WHAT NEEDS TO BE DONE: Reproduce all of the data exactly. Images are not to appear in the reply.

TASK MATERIAL:

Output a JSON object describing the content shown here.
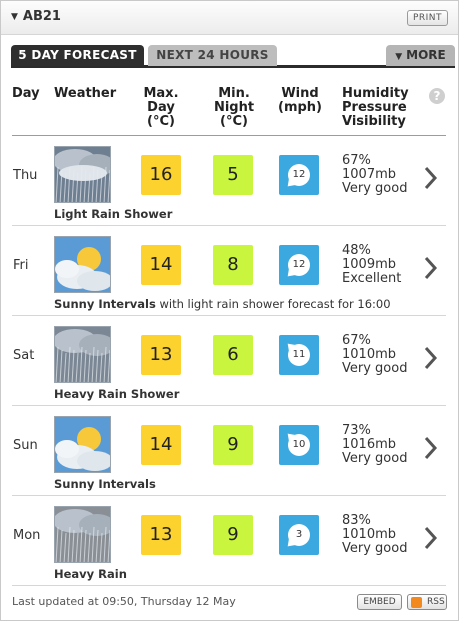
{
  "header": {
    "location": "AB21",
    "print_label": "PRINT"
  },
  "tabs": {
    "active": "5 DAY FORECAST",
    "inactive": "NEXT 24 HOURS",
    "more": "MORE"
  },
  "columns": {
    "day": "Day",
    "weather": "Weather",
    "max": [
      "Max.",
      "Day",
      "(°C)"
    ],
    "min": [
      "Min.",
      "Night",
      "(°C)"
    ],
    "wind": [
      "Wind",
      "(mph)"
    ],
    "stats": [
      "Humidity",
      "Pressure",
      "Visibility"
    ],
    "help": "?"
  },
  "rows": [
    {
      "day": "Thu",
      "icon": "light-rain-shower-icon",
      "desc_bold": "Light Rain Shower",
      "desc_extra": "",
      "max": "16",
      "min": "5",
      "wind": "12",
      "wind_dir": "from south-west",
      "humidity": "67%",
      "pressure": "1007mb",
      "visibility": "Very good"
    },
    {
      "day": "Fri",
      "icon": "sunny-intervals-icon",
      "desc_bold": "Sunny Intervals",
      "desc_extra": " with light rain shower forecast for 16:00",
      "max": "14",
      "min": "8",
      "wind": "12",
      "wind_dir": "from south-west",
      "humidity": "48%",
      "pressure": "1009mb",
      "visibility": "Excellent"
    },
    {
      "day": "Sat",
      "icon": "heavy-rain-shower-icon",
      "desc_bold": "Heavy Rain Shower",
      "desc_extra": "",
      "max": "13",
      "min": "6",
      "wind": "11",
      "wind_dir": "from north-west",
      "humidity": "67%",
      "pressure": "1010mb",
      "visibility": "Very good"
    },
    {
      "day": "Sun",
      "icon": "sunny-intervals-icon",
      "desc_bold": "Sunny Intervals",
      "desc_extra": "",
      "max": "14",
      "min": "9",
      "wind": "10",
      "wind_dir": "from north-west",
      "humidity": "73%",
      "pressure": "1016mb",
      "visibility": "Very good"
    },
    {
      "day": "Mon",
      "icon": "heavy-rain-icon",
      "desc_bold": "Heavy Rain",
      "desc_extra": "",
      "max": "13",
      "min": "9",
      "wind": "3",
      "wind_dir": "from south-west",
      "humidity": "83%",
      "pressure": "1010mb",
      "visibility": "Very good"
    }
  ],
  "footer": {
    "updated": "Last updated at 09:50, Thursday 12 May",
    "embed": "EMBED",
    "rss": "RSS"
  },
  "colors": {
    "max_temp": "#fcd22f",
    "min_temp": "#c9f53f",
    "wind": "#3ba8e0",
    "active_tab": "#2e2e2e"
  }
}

RESULT FOR THIS EXERCISE:
Output a JSON object describing the content shown here.
{
  "header": {
    "location": "AB21",
    "print_label": "PRINT"
  },
  "tabs": {
    "active": "5 DAY FORECAST",
    "inactive": "NEXT 24 HOURS",
    "more": "MORE"
  },
  "columns": {
    "day": "Day",
    "weather": "Weather",
    "max": [
      "Max.",
      "Day",
      "(°C)"
    ],
    "min": [
      "Min.",
      "Night",
      "(°C)"
    ],
    "wind": [
      "Wind",
      "(mph)"
    ],
    "stats": [
      "Humidity",
      "Pressure",
      "Visibility"
    ],
    "help": "?"
  },
  "rows": [
    {
      "day": "Thu",
      "icon": "light-rain-shower-icon",
      "desc_bold": "Light Rain Shower",
      "desc_extra": "",
      "max": "16",
      "min": "5",
      "wind": "12",
      "wind_dir": "from south-west",
      "humidity": "67%",
      "pressure": "1007mb",
      "visibility": "Very good"
    },
    {
      "day": "Fri",
      "icon": "sunny-intervals-icon",
      "desc_bold": "Sunny Intervals",
      "desc_extra": " with light rain shower forecast for 16:00",
      "max": "14",
      "min": "8",
      "wind": "12",
      "wind_dir": "from south-west",
      "humidity": "48%",
      "pressure": "1009mb",
      "visibility": "Excellent"
    },
    {
      "day": "Sat",
      "icon": "heavy-rain-shower-icon",
      "desc_bold": "Heavy Rain Shower",
      "desc_extra": "",
      "max": "13",
      "min": "6",
      "wind": "11",
      "wind_dir": "from north-west",
      "humidity": "67%",
      "pressure": "1010mb",
      "visibility": "Very good"
    },
    {
      "day": "Sun",
      "icon": "sunny-intervals-icon",
      "desc_bold": "Sunny Intervals",
      "desc_extra": "",
      "max": "14",
      "min": "9",
      "wind": "10",
      "wind_dir": "from north-west",
      "humidity": "73%",
      "pressure": "1016mb",
      "visibility": "Very good"
    },
    {
      "day": "Mon",
      "icon": "heavy-rain-icon",
      "desc_bold": "Heavy Rain",
      "desc_extra": "",
      "max": "13",
      "min": "9",
      "wind": "3",
      "wind_dir": "from south-west",
      "humidity": "83%",
      "pressure": "1010mb",
      "visibility": "Very good"
    }
  ],
  "footer": {
    "updated": "Last updated at 09:50, Thursday 12 May",
    "embed": "EMBED",
    "rss": "RSS"
  },
  "colors": {
    "max_temp": "#fcd22f",
    "min_temp": "#c9f53f",
    "wind": "#3ba8e0",
    "active_tab": "#2e2e2e"
  }
}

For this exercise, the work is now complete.